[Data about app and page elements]
|---|

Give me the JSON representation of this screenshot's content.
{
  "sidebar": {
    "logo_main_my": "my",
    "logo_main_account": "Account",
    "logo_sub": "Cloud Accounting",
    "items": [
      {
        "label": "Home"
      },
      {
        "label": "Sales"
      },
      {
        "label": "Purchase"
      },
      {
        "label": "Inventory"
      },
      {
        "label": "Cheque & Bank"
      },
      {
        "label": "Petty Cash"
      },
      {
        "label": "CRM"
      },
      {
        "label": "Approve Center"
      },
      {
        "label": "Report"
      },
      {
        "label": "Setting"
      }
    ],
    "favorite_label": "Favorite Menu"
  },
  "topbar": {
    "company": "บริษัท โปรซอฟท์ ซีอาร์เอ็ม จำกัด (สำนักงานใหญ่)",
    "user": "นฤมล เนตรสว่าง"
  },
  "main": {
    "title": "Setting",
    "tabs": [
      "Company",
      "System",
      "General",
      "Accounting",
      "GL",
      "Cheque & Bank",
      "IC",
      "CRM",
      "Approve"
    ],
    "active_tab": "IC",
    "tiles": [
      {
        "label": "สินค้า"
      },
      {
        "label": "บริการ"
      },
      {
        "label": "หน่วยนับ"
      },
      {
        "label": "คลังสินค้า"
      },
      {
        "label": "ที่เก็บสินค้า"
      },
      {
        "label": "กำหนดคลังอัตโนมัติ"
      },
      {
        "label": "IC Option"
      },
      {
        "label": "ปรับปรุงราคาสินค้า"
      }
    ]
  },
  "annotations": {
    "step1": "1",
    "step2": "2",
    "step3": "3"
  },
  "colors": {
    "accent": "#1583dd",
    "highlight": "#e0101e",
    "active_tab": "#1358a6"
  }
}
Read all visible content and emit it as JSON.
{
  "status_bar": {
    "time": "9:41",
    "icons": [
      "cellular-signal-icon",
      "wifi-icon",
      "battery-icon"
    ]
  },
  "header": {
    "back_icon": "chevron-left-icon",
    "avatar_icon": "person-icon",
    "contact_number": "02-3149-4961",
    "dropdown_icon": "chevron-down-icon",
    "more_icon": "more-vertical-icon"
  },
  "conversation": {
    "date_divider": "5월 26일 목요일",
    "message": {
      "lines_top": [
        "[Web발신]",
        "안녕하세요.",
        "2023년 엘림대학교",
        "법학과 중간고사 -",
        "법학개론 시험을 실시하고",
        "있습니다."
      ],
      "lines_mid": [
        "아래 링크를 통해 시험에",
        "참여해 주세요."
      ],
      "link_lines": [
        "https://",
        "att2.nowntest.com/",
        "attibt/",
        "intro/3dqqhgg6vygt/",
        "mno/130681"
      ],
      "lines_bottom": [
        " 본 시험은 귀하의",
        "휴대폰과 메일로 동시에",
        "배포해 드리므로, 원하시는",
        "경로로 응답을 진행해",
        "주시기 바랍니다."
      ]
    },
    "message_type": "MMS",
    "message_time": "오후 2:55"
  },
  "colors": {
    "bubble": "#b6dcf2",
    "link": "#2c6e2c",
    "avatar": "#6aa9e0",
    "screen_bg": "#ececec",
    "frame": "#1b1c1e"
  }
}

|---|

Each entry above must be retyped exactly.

Give me the JSON representation of this screenshot's content.
{
  "sidebar": {
    "logo_main_my": "my",
    "logo_main_account": "Account",
    "logo_sub": "Cloud Accounting",
    "items": [
      {
        "label": "Home"
      },
      {
        "label": "Sales"
      },
      {
        "label": "Purchase"
      },
      {
        "label": "Inventory"
      },
      {
        "label": "Cheque & Bank"
      },
      {
        "label": "Petty Cash"
      },
      {
        "label": "CRM"
      },
      {
        "label": "Approve Center"
      },
      {
        "label": "Report"
      },
      {
        "label": "Setting"
      }
    ],
    "favorite_label": "Favorite Menu"
  },
  "topbar": {
    "company": "บริษัท โปรซอฟท์ ซีอาร์เอ็ม จำกัด (สำนักงานใหญ่)",
    "user": "นฤมล เนตรสว่าง"
  },
  "main": {
    "title": "Setting",
    "tabs": [
      "Company",
      "System",
      "General",
      "Accounting",
      "GL",
      "Cheque & Bank",
      "IC",
      "CRM",
      "Approve"
    ],
    "active_tab": "IC",
    "tiles": [
      {
        "label": "สินค้า"
      },
      {
        "label": "บริการ"
      },
      {
        "label": "หน่วยนับ"
      },
      {
        "label": "คลังสินค้า"
      },
      {
        "label": "ที่เก็บสินค้า"
      },
      {
        "label": "กำหนดคลังอัตโนมัติ"
      },
      {
        "label": "IC Option"
      },
      {
        "label": "ปรับปรุงราคาสินค้า"
      }
    ]
  },
  "annotations": {
    "step1": "1",
    "step2": "2",
    "step3": "3"
  },
  "colors": {
    "accent": "#1583dd",
    "highlight": "#e0101e",
    "active_tab": "#1358a6"
  }
}
Read all visible content and emit it as JSON.
{
  "status_bar": {
    "time": "9:41",
    "icons": [
      "cellular-signal-icon",
      "wifi-icon",
      "battery-icon"
    ]
  },
  "header": {
    "back_icon": "chevron-left-icon",
    "avatar_icon": "person-icon",
    "contact_number": "02-3149-4961",
    "dropdown_icon": "chevron-down-icon",
    "more_icon": "more-vertical-icon"
  },
  "conversation": {
    "date_divider": "5월 26일 목요일",
    "message": {
      "lines_top": [
        "[Web발신]",
        "안녕하세요.",
        "2023년 엘림대학교",
        "법학과 중간고사 -",
        "법학개론 시험을 실시하고",
        "있습니다."
      ],
      "lines_mid": [
        "아래 링크를 통해 시험에",
        "참여해 주세요."
      ],
      "link_lines": [
        "https://",
        "att2.nowntest.com/",
        "attibt/",
        "intro/3dqqhgg6vygt/",
        "mno/130681"
      ],
      "lines_bottom": [
        " 본 시험은 귀하의",
        "휴대폰과 메일로 동시에",
        "배포해 드리므로, 원하시는",
        "경로로 응답을 진행해",
        "주시기 바랍니다."
      ]
    },
    "message_type": "MMS",
    "message_time": "오후 2:55"
  },
  "colors": {
    "bubble": "#b6dcf2",
    "link": "#2c6e2c",
    "avatar": "#6aa9e0",
    "screen_bg": "#ececec",
    "frame": "#1b1c1e"
  }
}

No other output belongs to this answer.